The measure would create a designated wildlife corridor from Griffith Park to Interstate 405. As CityWatch reported, the goal of the corridor is to ensure that pockets of wildlife are not isolated from one another by development. When wild animals can't move between different areas of their habitat, they can face challenges with food, mating and migration.

Alison Simard, a member of Citizens for Los Angeles Wildlife, said developers would still be able to build in the area but would have to take elements of a "Biological Constraints Checklist" into account. She said developers will also need to pass a "Wildlife Permeability Review" to ensure proposed structures are not blocking wildlife corridors.

"What happens traditionally is that [developers] build their buildings," Simard said, "and the neighbors come along and they say, 'No, no, no! Don't you understand you're blocking wildlife corridor?' We have lawsuits and it costs a lot more money to redesign plans. This would get ahead of that."

Barbara Carter, an area resident for more than 20 years, said she loves walking around her house and observing rich wildlife including birds, coyotes, chipmunks, snakes, turtles, deer and raccoons. She acknowledges that new development is necessary, but she supports the ordinance because she wants to keep the "treasure" of wildlife in her area.

"I saw a lot of the other surrounding foothill communities developed, and it was rather shocking to see whole areas of abundant wildlife being razed and slammed in with housing, with very little regard to how that planning went," Carter said.

The ordinance was originally proposed in April 2014 by Los Angeles City Councilman Paul Koretz. After stalling in the Planning and Land Use Management Committee for two years, it was unanimously approved to go to the full council just days before it was set to expire.

If the ordinance passes Friday's vote, the city will begin to develop standards for development.
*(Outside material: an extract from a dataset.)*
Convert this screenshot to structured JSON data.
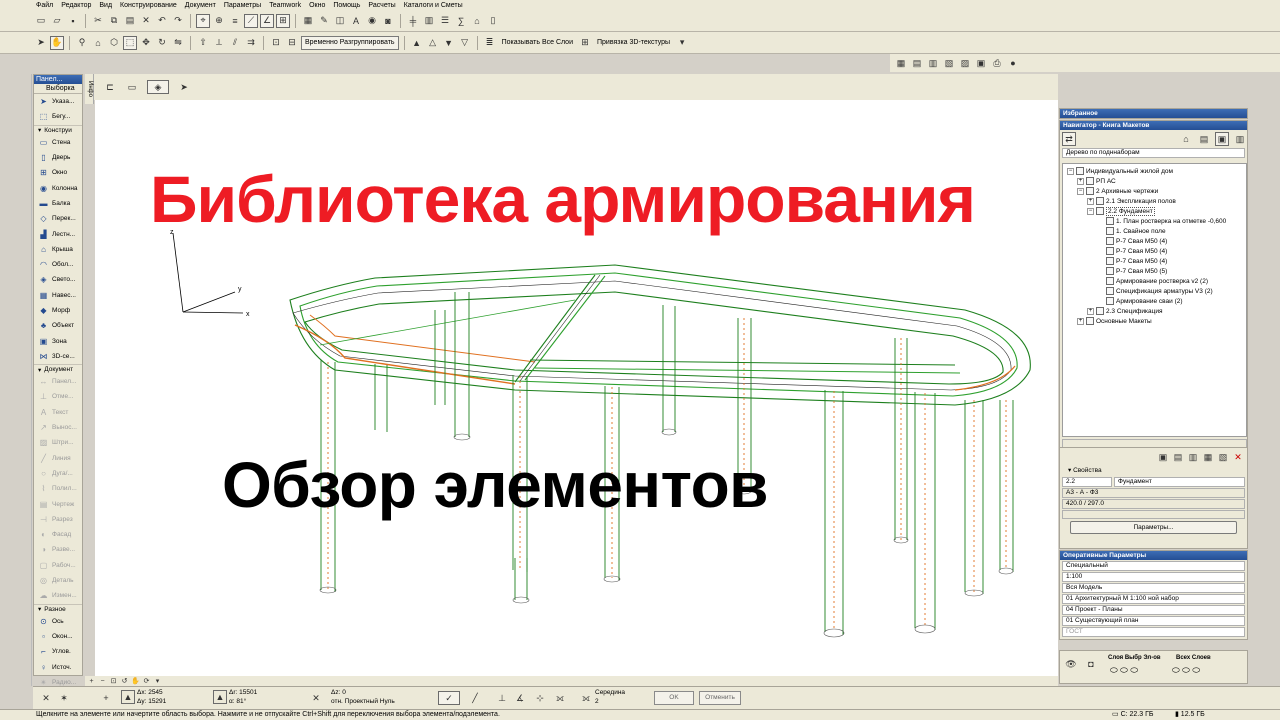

Reach Staff Reporter Rachel Cohrs here; follow here on Twitter here.

This post was updated at 1:50 p.m. Pacific Time with additional commentary from Alison Simard.